• Goal of the exercise
With the images excluded, set down every line of the listing below exactly.

• Records shown
──────────

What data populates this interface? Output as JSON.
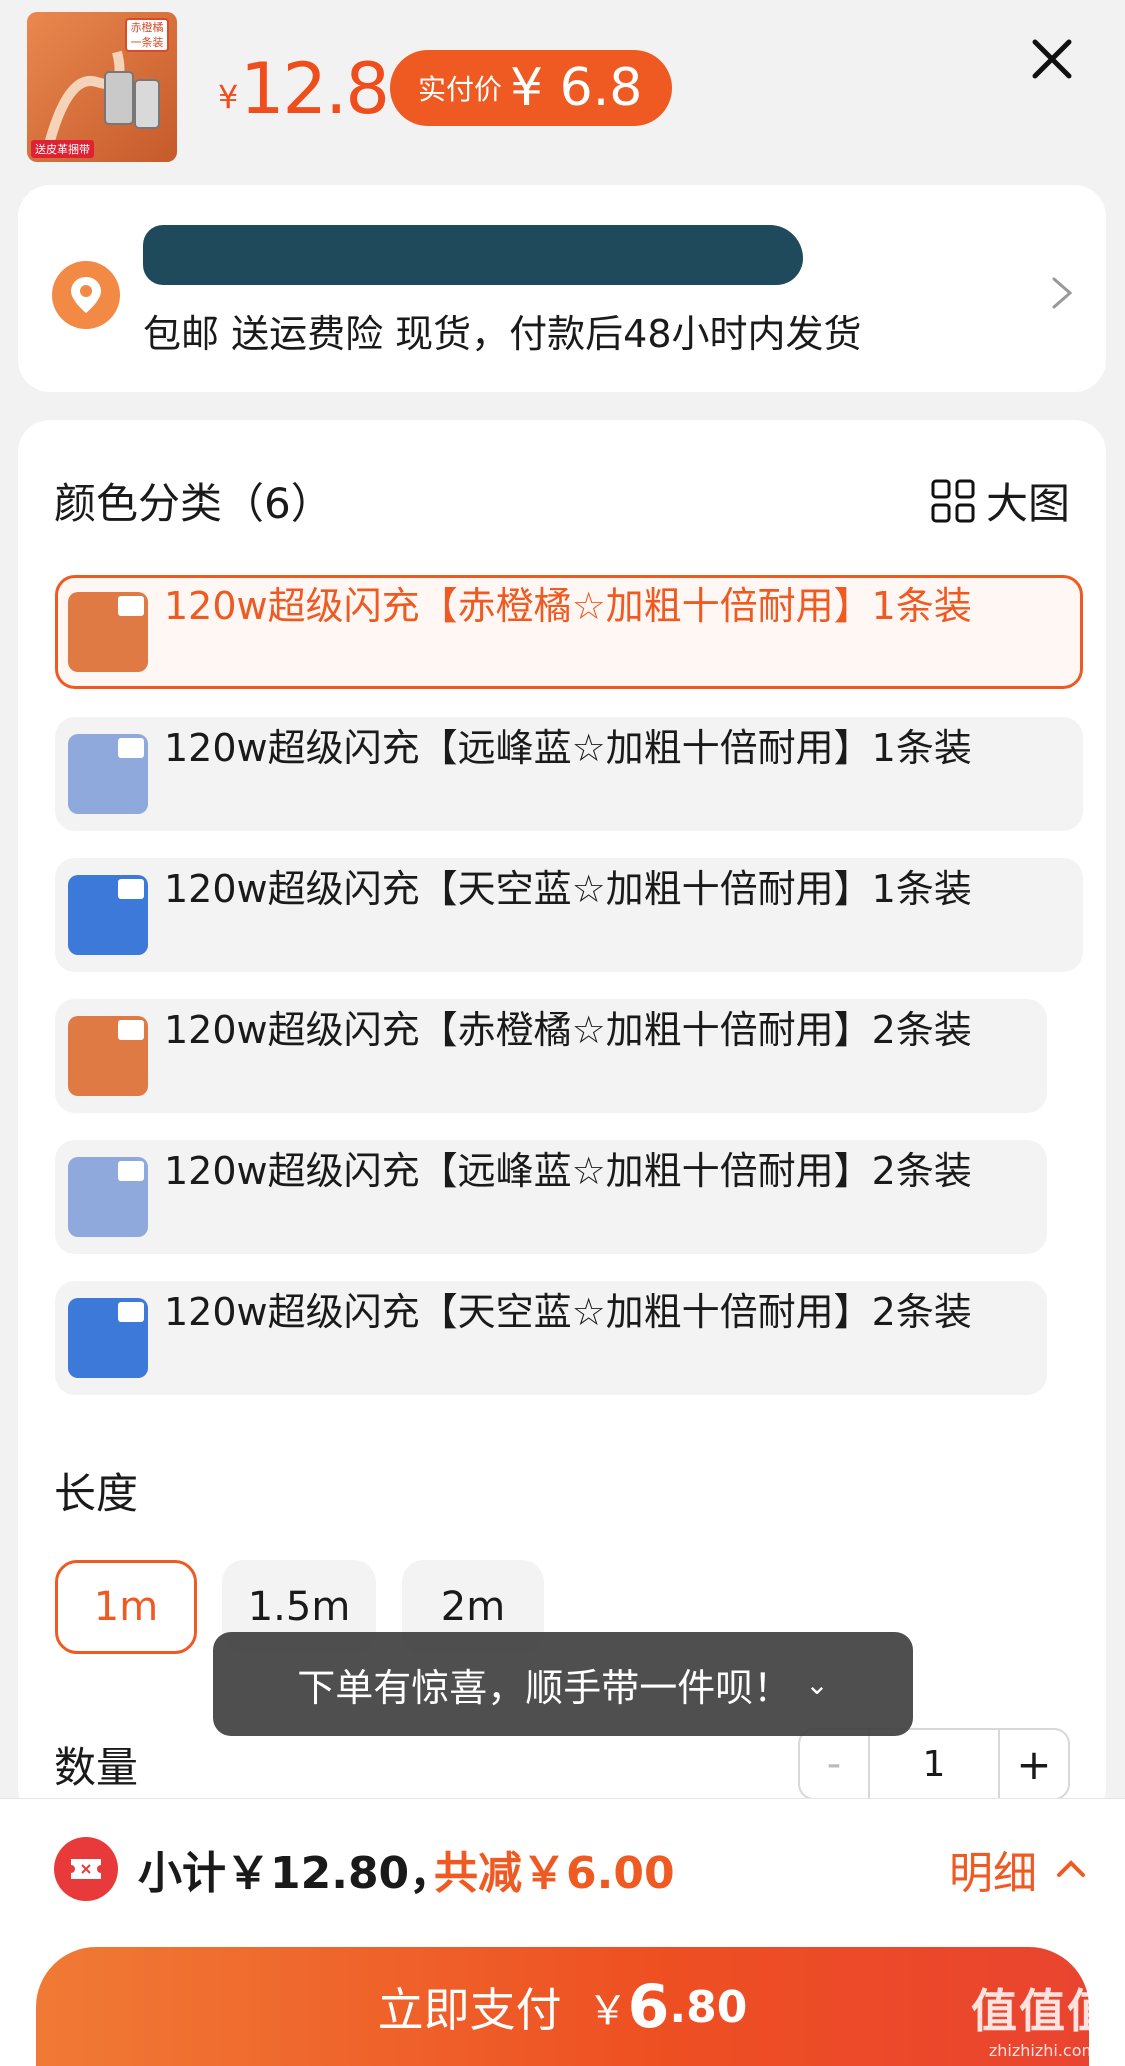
{
  "header": {
    "thumb_tag": "赤橙橘 一条装",
    "thumb_bottom": "送皮革捆带",
    "price_symbol": "¥",
    "price": "12.8",
    "pay_badge_label": "实付价",
    "pay_badge_amount": "¥ 6.8"
  },
  "address": {
    "shipping_info": "包邮  送运费险  现货，付款后48小时内发货"
  },
  "color_section": {
    "title": "颜色分类（6）",
    "big_picture_label": "大图",
    "options": [
      {
        "label": "120w超级闪充【赤橙橘☆加粗十倍耐用】1条装",
        "color": "#e07a45",
        "selected": true
      },
      {
        "label": "120w超级闪充【远峰蓝☆加粗十倍耐用】1条装",
        "color": "#8fa9dc",
        "selected": false
      },
      {
        "label": "120w超级闪充【天空蓝☆加粗十倍耐用】1条装",
        "color": "#3d79d8",
        "selected": false
      },
      {
        "label": "120w超级闪充【赤橙橘☆加粗十倍耐用】2条装",
        "color": "#e07a45",
        "selected": false
      },
      {
        "label": "120w超级闪充【远峰蓝☆加粗十倍耐用】2条装",
        "color": "#8fa9dc",
        "selected": false
      },
      {
        "label": "120w超级闪充【天空蓝☆加粗十倍耐用】2条装",
        "color": "#3d79d8",
        "selected": false
      }
    ]
  },
  "length_section": {
    "title": "长度",
    "options": [
      "1m",
      "1.5m",
      "2m"
    ],
    "selected": "1m"
  },
  "quantity_section": {
    "title": "数量",
    "minus": "-",
    "value": "1",
    "plus": "+"
  },
  "toast": {
    "text": "下单有惊喜，顺手带一件呗！",
    "chevron": "⌄"
  },
  "bottom": {
    "subtotal": "小计￥12.80，",
    "discount": "共减￥6.00",
    "detail_label": "明细",
    "pay_label": "立即支付",
    "pay_yen": "￥",
    "pay_int": "6",
    "pay_dec": ".80"
  },
  "watermark": {
    "main": "值值值",
    "sub": "zhizhizhi.com"
  },
  "colors": {
    "accent": "#ef5a22",
    "redact": "#1f4a5c"
  }
}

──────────

• Problem solution
What data populates this interface? Output as JSON.
{
  "header": {
    "thumb_tag": "赤橙橘 一条装",
    "thumb_bottom": "送皮革捆带",
    "price_symbol": "¥",
    "price": "12.8",
    "pay_badge_label": "实付价",
    "pay_badge_amount": "¥ 6.8"
  },
  "address": {
    "shipping_info": "包邮  送运费险  现货，付款后48小时内发货"
  },
  "color_section": {
    "title": "颜色分类（6）",
    "big_picture_label": "大图",
    "options": [
      {
        "label": "120w超级闪充【赤橙橘☆加粗十倍耐用】1条装",
        "color": "#e07a45",
        "selected": true
      },
      {
        "label": "120w超级闪充【远峰蓝☆加粗十倍耐用】1条装",
        "color": "#8fa9dc",
        "selected": false
      },
      {
        "label": "120w超级闪充【天空蓝☆加粗十倍耐用】1条装",
        "color": "#3d79d8",
        "selected": false
      },
      {
        "label": "120w超级闪充【赤橙橘☆加粗十倍耐用】2条装",
        "color": "#e07a45",
        "selected": false
      },
      {
        "label": "120w超级闪充【远峰蓝☆加粗十倍耐用】2条装",
        "color": "#8fa9dc",
        "selected": false
      },
      {
        "label": "120w超级闪充【天空蓝☆加粗十倍耐用】2条装",
        "color": "#3d79d8",
        "selected": false
      }
    ]
  },
  "length_section": {
    "title": "长度",
    "options": [
      "1m",
      "1.5m",
      "2m"
    ],
    "selected": "1m"
  },
  "quantity_section": {
    "title": "数量",
    "minus": "-",
    "value": "1",
    "plus": "+"
  },
  "toast": {
    "text": "下单有惊喜，顺手带一件呗！",
    "chevron": "⌄"
  },
  "bottom": {
    "subtotal": "小计￥12.80，",
    "discount": "共减￥6.00",
    "detail_label": "明细",
    "pay_label": "立即支付",
    "pay_yen": "￥",
    "pay_int": "6",
    "pay_dec": ".80"
  },
  "watermark": {
    "main": "值值值",
    "sub": "zhizhizhi.com"
  },
  "colors": {
    "accent": "#ef5a22",
    "redact": "#1f4a5c"
  }
}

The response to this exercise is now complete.